REBEL ALLIANCE: In Las Vegas, Taylor Bern noted UNLV is offering football tickets "through a seat-filling site," which is new territory for a program "desperate to do anything and everything it can to get people in the stadium." Interim AD Tina Kunzer-Murphy said, “This is something they brought to us and we all agreed at the last minute, 'Let’s give it a try.' I don’t think it’s something we’re planning on doing every game.” Part of the NCAA’s requirement to maintain FBS status "is an attendance minimum of 15,000 either paid or actual attendance over a two-year rolling period." Last year, UNLV’s average attendance was 15,208. Games later in the year "tend to bring that down, too, making good attendance early in the year a high priority." Kunzer-Murphy also is "trying to add a more 'collegiate' feel to the games." On Saturday, there will be "food trucks out in the tailgating area and for the kids bounce houses and some other interactive games." UNLV marketing department employees and student government reps "have been walking around campus handing out student tickets, which are included in their student fees." Senior administrators also "will be at the entrances waiting to welcome fans into the game when the doors open" (LAS VEGAS SUN, 9/5).

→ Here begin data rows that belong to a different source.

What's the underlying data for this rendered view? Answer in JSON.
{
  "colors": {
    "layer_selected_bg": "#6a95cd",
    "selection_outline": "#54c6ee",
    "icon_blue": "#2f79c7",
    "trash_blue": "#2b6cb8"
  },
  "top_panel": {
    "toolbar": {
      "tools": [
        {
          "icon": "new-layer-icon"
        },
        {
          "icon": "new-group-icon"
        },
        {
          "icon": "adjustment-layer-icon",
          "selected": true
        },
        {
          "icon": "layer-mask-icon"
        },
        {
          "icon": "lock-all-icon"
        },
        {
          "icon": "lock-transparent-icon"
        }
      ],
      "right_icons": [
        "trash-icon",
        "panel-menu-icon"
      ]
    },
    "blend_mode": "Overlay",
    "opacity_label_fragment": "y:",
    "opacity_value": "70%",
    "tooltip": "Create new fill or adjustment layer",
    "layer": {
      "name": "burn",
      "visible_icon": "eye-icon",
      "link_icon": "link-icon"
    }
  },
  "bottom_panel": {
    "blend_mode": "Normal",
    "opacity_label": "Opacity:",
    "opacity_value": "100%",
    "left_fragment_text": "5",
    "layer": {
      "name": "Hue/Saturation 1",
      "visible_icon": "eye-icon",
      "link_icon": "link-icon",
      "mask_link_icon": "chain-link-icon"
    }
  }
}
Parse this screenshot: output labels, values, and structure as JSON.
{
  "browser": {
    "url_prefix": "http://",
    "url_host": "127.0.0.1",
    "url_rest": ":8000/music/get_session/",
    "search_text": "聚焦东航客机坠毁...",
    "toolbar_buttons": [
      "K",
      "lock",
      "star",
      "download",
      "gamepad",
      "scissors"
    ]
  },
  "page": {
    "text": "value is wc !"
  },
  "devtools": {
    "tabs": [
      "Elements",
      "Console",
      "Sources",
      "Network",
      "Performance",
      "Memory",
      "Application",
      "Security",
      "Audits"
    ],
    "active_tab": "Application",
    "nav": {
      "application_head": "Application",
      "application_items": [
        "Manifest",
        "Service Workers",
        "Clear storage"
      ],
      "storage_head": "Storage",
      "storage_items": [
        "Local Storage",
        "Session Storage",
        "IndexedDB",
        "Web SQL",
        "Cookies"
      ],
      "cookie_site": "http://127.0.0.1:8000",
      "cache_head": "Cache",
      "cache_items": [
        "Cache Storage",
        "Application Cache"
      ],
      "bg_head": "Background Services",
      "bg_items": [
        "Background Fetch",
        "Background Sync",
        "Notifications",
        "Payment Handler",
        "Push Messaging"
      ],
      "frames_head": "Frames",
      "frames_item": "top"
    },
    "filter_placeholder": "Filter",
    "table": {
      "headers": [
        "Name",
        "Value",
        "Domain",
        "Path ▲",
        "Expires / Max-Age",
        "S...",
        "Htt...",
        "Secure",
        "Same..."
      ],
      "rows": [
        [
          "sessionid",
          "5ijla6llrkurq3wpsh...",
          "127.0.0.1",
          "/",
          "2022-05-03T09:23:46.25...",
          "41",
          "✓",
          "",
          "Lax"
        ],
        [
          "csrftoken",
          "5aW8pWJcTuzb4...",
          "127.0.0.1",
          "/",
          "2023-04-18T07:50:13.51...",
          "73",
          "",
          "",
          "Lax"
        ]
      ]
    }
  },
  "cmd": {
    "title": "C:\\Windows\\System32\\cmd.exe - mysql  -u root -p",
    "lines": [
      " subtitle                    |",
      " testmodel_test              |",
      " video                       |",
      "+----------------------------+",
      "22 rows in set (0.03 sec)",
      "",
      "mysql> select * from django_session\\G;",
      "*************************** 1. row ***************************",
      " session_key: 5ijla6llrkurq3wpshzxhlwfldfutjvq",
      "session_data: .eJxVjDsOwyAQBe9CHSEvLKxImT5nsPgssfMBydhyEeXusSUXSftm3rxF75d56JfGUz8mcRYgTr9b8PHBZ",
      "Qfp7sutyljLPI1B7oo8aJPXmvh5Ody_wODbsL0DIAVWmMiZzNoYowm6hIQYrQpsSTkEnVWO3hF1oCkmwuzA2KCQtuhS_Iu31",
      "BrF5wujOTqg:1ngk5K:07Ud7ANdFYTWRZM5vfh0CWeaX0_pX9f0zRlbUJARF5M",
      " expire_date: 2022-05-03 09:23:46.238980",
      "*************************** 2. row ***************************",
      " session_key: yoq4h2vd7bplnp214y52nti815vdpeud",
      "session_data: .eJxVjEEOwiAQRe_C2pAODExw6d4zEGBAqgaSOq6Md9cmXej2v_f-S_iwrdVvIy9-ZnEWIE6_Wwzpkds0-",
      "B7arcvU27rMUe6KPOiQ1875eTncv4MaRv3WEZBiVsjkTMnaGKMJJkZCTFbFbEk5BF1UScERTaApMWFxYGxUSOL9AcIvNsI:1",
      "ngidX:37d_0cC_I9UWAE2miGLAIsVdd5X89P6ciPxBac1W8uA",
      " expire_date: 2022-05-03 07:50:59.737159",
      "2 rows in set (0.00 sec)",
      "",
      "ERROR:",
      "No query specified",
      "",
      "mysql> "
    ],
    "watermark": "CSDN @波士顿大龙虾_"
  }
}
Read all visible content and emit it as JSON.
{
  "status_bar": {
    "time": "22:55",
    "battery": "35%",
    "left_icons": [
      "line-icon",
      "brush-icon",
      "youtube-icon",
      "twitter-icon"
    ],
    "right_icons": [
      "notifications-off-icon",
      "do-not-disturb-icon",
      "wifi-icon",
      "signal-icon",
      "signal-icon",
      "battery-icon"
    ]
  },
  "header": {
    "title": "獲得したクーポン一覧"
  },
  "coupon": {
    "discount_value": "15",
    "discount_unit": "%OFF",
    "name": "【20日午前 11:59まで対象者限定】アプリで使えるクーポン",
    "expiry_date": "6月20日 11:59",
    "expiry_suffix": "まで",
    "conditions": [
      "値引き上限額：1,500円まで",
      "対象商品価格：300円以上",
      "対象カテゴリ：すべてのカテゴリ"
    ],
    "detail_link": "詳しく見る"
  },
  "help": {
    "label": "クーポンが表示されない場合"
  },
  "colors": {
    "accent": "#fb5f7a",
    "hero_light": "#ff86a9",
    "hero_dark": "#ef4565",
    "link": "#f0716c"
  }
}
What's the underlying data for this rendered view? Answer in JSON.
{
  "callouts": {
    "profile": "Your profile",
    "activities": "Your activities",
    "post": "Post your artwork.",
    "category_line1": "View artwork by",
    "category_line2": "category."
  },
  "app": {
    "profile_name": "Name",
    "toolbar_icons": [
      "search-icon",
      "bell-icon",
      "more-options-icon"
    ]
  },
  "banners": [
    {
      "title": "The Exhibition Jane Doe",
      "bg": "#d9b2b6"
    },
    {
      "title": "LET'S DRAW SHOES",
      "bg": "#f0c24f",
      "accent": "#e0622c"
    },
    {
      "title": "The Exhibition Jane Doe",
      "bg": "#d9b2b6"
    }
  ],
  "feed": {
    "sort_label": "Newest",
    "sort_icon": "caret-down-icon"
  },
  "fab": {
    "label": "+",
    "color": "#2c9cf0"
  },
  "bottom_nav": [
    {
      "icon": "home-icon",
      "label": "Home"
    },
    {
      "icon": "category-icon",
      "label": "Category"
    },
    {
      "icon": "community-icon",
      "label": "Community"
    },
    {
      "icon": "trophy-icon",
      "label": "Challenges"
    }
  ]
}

HOKIE POKIE: In Richmond, Mike Barber reported Virginia Tech’s string of 93 sellouts at Lane Stadium "is in jeopardy heading into Saturday’s home opener against Western Carolina." VT AD Jim Weaver on Wednesday said that he "doesn’t expect to sell out the game." Weaver: "It’s always disappointing when you’re not able to keep something going, such as this. But when you look across the country and read in the literature that the Alabamas have had some trouble, and Florida had problems, it’s something that we’re all dealing with.” VT had "about 3,900 unsold tickets remaining as of lunchtime Wednesday." Part of the low number has to do with FCS-level WCU "returning 3,400 tickets it was unable to sell" (RICHMOND TIMES-DISPATCH, 9/5).
U-TURN: In Ft. Lauderdale, Craig Davis wrote Saturday's Florida-Miami game at Sun Life Stadium "is the hottest regular-season ticket in years." Data from SeatGeek.com shows demand has "driven the average ticket price on the secondary market to $186.89," the highest by far for a UM home game recorded the web site. SeatGeek Communications Dir Will Flaherty said that this price is 29% above the average for the Miami-FSU game in '10 ($144.58). UM as of Wednesday morning "had fewer than 500 season-ticket packages remaining." UM Associate AD/Communications & Marketing Chris Freet "expects season-ticket sales to reach 30,000 when selling ends next week, up from 23,000 last year" (South Florida SUN-SENTINEL, 9/5).